Required action → Return every line of the records that includes the string "TradingView".

Provided data →

****************************************

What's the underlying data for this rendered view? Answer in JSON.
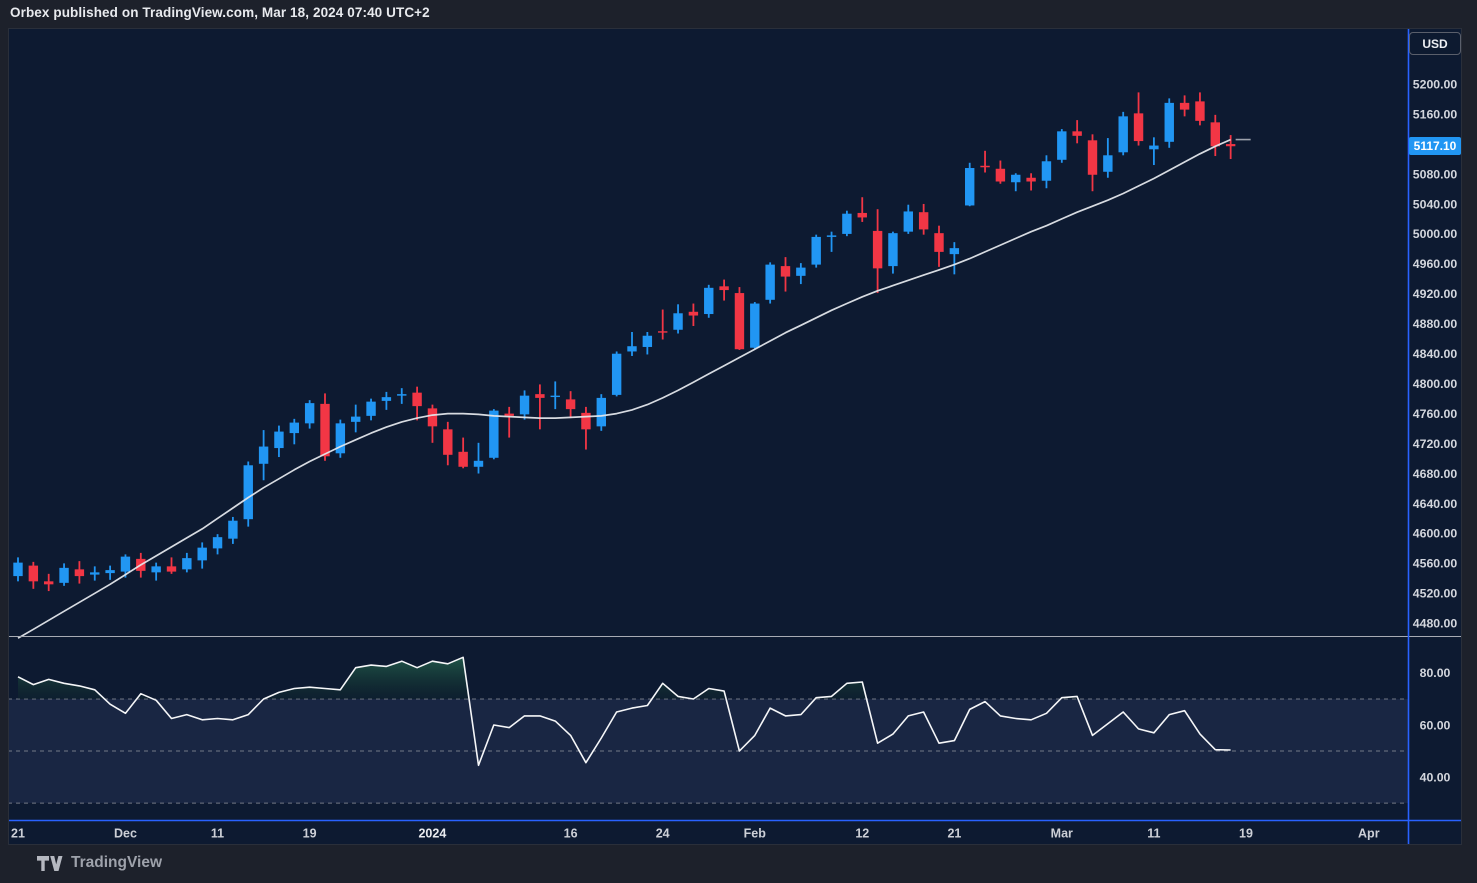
{
  "header": {
    "publish_text": "Orbex published on TradingView.com, Mar 18, 2024 07:40 UTC+2"
  },
  "toolbar": {
    "currency_button": "USD"
  },
  "footer": {
    "brand": "TradingView"
  },
  "price_axis": {
    "last_price_label": "5117.10",
    "tick_labels": [
      "5200.00",
      "5160.00",
      "5080.00",
      "5040.00",
      "5000.00",
      "4960.00",
      "4920.00",
      "4880.00",
      "4840.00",
      "4800.00",
      "4760.00",
      "4720.00",
      "4680.00",
      "4640.00",
      "4600.00",
      "4560.00",
      "4520.00",
      "4480.00"
    ]
  },
  "colors": {
    "up": "#2196F3",
    "down": "#F23645",
    "ma_line": "#E3E6EB",
    "ma_stub": "#9DA2AC",
    "rsi_line": "#F5F6F8",
    "overbought_fill_top": "#35926B",
    "overbought_fill_bottom": "#123528",
    "rsi_band": "rgba(99,110,177,0.14)",
    "level_dash": "#8A8E99",
    "frame_blue": "#2962FF",
    "badge_bg": "#2196F3",
    "pane_bg": "#0D1A31",
    "page_bg": "#1D212B",
    "widget_border": "#2A2F3A",
    "pane_separator": "#A7ABB4",
    "axis_text": "#D3D6DD",
    "time_text": "#CDD0D7",
    "time_text_bold": "#E9EBEF"
  },
  "chart_data": {
    "type": "candlestick",
    "title": "",
    "currency": "USD",
    "last_price": 5117.1,
    "price_scale": {
      "min": 4463,
      "max": 5275,
      "tick_step": 40,
      "first_tick": 4480,
      "last_tick": 5200
    },
    "time_ticks": [
      {
        "label": "21",
        "i": 0
      },
      {
        "label": "Dec",
        "i": 7
      },
      {
        "label": "11",
        "i": 13
      },
      {
        "label": "19",
        "i": 19
      },
      {
        "label": "2024",
        "i": 27,
        "bold": true
      },
      {
        "label": "16",
        "i": 36
      },
      {
        "label": "24",
        "i": 42
      },
      {
        "label": "Feb",
        "i": 48
      },
      {
        "label": "12",
        "i": 55
      },
      {
        "label": "21",
        "i": 61
      },
      {
        "label": "Mar",
        "i": 68
      },
      {
        "label": "11",
        "i": 74
      },
      {
        "label": "19",
        "i": 80
      },
      {
        "label": "Apr",
        "i": 88
      }
    ],
    "candles": [
      [
        "2023-11-21",
        4543,
        4568,
        4536,
        4561
      ],
      [
        "2023-11-22",
        4557,
        4562,
        4526,
        4536
      ],
      [
        "2023-11-24",
        4536,
        4546,
        4523,
        4532
      ],
      [
        "2023-11-27",
        4534,
        4560,
        4530,
        4554
      ],
      [
        "2023-11-28",
        4552,
        4563,
        4533,
        4543
      ],
      [
        "2023-11-29",
        4545,
        4556,
        4537,
        4548
      ],
      [
        "2023-11-30",
        4547,
        4557,
        4538,
        4551
      ],
      [
        "2023-12-01",
        4549,
        4572,
        4541,
        4569
      ],
      [
        "2023-12-04",
        4566,
        4574,
        4541,
        4550
      ],
      [
        "2023-12-05",
        4548,
        4561,
        4537,
        4556
      ],
      [
        "2023-12-06",
        4556,
        4568,
        4546,
        4549
      ],
      [
        "2023-12-07",
        4552,
        4574,
        4548,
        4567
      ],
      [
        "2023-12-08",
        4564,
        4588,
        4553,
        4581
      ],
      [
        "2023-12-11",
        4580,
        4599,
        4572,
        4595
      ],
      [
        "2023-12-12",
        4593,
        4622,
        4586,
        4617
      ],
      [
        "2023-12-13",
        4619,
        4696,
        4609,
        4691
      ],
      [
        "2023-12-14",
        4693,
        4738,
        4671,
        4716
      ],
      [
        "2023-12-15",
        4714,
        4744,
        4702,
        4736
      ],
      [
        "2023-12-18",
        4734,
        4753,
        4719,
        4748
      ],
      [
        "2023-12-19",
        4747,
        4778,
        4740,
        4774
      ],
      [
        "2023-12-20",
        4773,
        4787,
        4697,
        4703
      ],
      [
        "2023-12-21",
        4707,
        4752,
        4701,
        4747
      ],
      [
        "2023-12-22",
        4749,
        4772,
        4735,
        4756
      ],
      [
        "2023-12-26",
        4757,
        4780,
        4751,
        4776
      ],
      [
        "2023-12-27",
        4777,
        4789,
        4765,
        4782
      ],
      [
        "2023-12-28",
        4784,
        4794,
        4773,
        4786
      ],
      [
        "2023-12-29",
        4788,
        4796,
        4751,
        4770
      ],
      [
        "2024-01-02",
        4767,
        4772,
        4721,
        4743
      ],
      [
        "2024-01-03",
        4739,
        4749,
        4691,
        4705
      ],
      [
        "2024-01-04",
        4709,
        4728,
        4687,
        4689
      ],
      [
        "2024-01-05",
        4689,
        4721,
        4680,
        4697
      ],
      [
        "2024-01-08",
        4701,
        4766,
        4699,
        4764
      ],
      [
        "2024-01-09",
        4760,
        4769,
        4728,
        4757
      ],
      [
        "2024-01-10",
        4759,
        4791,
        4752,
        4784
      ],
      [
        "2024-01-11",
        4786,
        4799,
        4739,
        4781
      ],
      [
        "2024-01-12",
        4783,
        4803,
        4766,
        4784
      ],
      [
        "2024-01-16",
        4779,
        4790,
        4754,
        4766
      ],
      [
        "2024-01-17",
        4761,
        4769,
        4712,
        4739
      ],
      [
        "2024-01-18",
        4743,
        4786,
        4737,
        4781
      ],
      [
        "2024-01-19",
        4785,
        4843,
        4783,
        4840
      ],
      [
        "2024-01-22",
        4843,
        4869,
        4837,
        4850
      ],
      [
        "2024-01-23",
        4849,
        4869,
        4839,
        4864
      ],
      [
        "2024-01-24",
        4870,
        4899,
        4859,
        4869
      ],
      [
        "2024-01-25",
        4872,
        4906,
        4867,
        4894
      ],
      [
        "2024-01-26",
        4896,
        4907,
        4877,
        4891
      ],
      [
        "2024-01-29",
        4893,
        4932,
        4888,
        4928
      ],
      [
        "2024-01-30",
        4930,
        4939,
        4911,
        4925
      ],
      [
        "2024-01-31",
        4921,
        4929,
        4845,
        4846
      ],
      [
        "2024-02-01",
        4848,
        4909,
        4846,
        4907
      ],
      [
        "2024-02-02",
        4912,
        4962,
        4907,
        4959
      ],
      [
        "2024-02-05",
        4957,
        4969,
        4923,
        4943
      ],
      [
        "2024-02-06",
        4944,
        4961,
        4933,
        4955
      ],
      [
        "2024-02-07",
        4959,
        4999,
        4955,
        4996
      ],
      [
        "2024-02-08",
        4996,
        5003,
        4976,
        4998
      ],
      [
        "2024-02-09",
        5000,
        5031,
        4997,
        5027
      ],
      [
        "2024-02-12",
        5028,
        5049,
        5016,
        5022
      ],
      [
        "2024-02-13",
        5004,
        5033,
        4921,
        4954
      ],
      [
        "2024-02-14",
        4957,
        5003,
        4947,
        5001
      ],
      [
        "2024-02-15",
        5003,
        5039,
        5000,
        5030
      ],
      [
        "2024-02-16",
        5029,
        5040,
        4999,
        5006
      ],
      [
        "2024-02-20",
        5001,
        5011,
        4956,
        4976
      ],
      [
        "2024-02-21",
        4973,
        4989,
        4946,
        4981
      ],
      [
        "2024-02-22",
        5038,
        5095,
        5037,
        5088
      ],
      [
        "2024-02-23",
        5091,
        5111,
        5082,
        5089
      ],
      [
        "2024-02-26",
        5087,
        5098,
        5067,
        5070
      ],
      [
        "2024-02-27",
        5069,
        5081,
        5057,
        5079
      ],
      [
        "2024-02-28",
        5075,
        5081,
        5058,
        5070
      ],
      [
        "2024-02-29",
        5071,
        5105,
        5061,
        5097
      ],
      [
        "2024-03-01",
        5099,
        5140,
        5095,
        5137
      ],
      [
        "2024-03-04",
        5137,
        5152,
        5121,
        5131
      ],
      [
        "2024-03-05",
        5125,
        5133,
        5057,
        5079
      ],
      [
        "2024-03-06",
        5083,
        5128,
        5075,
        5105
      ],
      [
        "2024-03-07",
        5109,
        5163,
        5105,
        5157
      ],
      [
        "2024-03-08",
        5161,
        5189,
        5118,
        5124
      ],
      [
        "2024-03-11",
        5113,
        5129,
        5092,
        5118
      ],
      [
        "2024-03-12",
        5123,
        5181,
        5115,
        5175
      ],
      [
        "2024-03-13",
        5175,
        5185,
        5157,
        5166
      ],
      [
        "2024-03-14",
        5177,
        5189,
        5145,
        5151
      ],
      [
        "2024-03-15",
        5149,
        5159,
        5104,
        5117
      ],
      [
        "2024-03-18",
        5120,
        5132,
        5100,
        5117.1
      ]
    ],
    "ma20": [
      4460,
      4472,
      4484,
      4496,
      4508,
      4520,
      4532,
      4545,
      4558,
      4570,
      4582,
      4594,
      4606,
      4620,
      4634,
      4648,
      4661,
      4673,
      4685,
      4696,
      4706,
      4716,
      4725,
      4734,
      4742,
      4749,
      4754,
      4758,
      4760,
      4760,
      4759,
      4757,
      4756,
      4755,
      4754,
      4754,
      4755,
      4756,
      4757,
      4760,
      4765,
      4772,
      4781,
      4791,
      4802,
      4813,
      4824,
      4835,
      4846,
      4857,
      4868,
      4878,
      4888,
      4898,
      4907,
      4916,
      4924,
      4931,
      4938,
      4945,
      4952,
      4959,
      4967,
      4976,
      4985,
      4994,
      5003,
      5011,
      5020,
      5029,
      5037,
      5045,
      5054,
      5064,
      5074,
      5085,
      5096,
      5107,
      5117,
      5126
    ],
    "indicator": {
      "name": "RSI",
      "scale": {
        "min": 23.5,
        "max": 93.8
      },
      "axis_ticks": [
        80,
        60,
        40
      ],
      "levels": [
        70,
        50,
        30
      ],
      "values": [
        78.5,
        75.5,
        77.5,
        76,
        75,
        73.5,
        68,
        64.5,
        72,
        69.5,
        62.5,
        64,
        62,
        62.5,
        62,
        64,
        70,
        72.5,
        74,
        74.5,
        74,
        73.5,
        82,
        83,
        82.5,
        84.5,
        82,
        84.5,
        83.5,
        86,
        44.5,
        60,
        59,
        63.5,
        63.5,
        61.5,
        56,
        45.5,
        55,
        65,
        66.5,
        67.5,
        76,
        71,
        70,
        74,
        73,
        50,
        56,
        66.5,
        63.5,
        64,
        70.5,
        71,
        76,
        76.5,
        53,
        56.5,
        63.5,
        65,
        53,
        54,
        66,
        69,
        63.5,
        62.5,
        62,
        64.5,
        70.5,
        71,
        56,
        60.5,
        65,
        58.5,
        57,
        64,
        65.5,
        56.5,
        50.5,
        50.4
      ]
    }
  }
}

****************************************

Answer box →
    "publish_text": "Orbex published on TradingView.com, Mar 18, 2024 07:40 UTC+2"
    "brand": "TradingView"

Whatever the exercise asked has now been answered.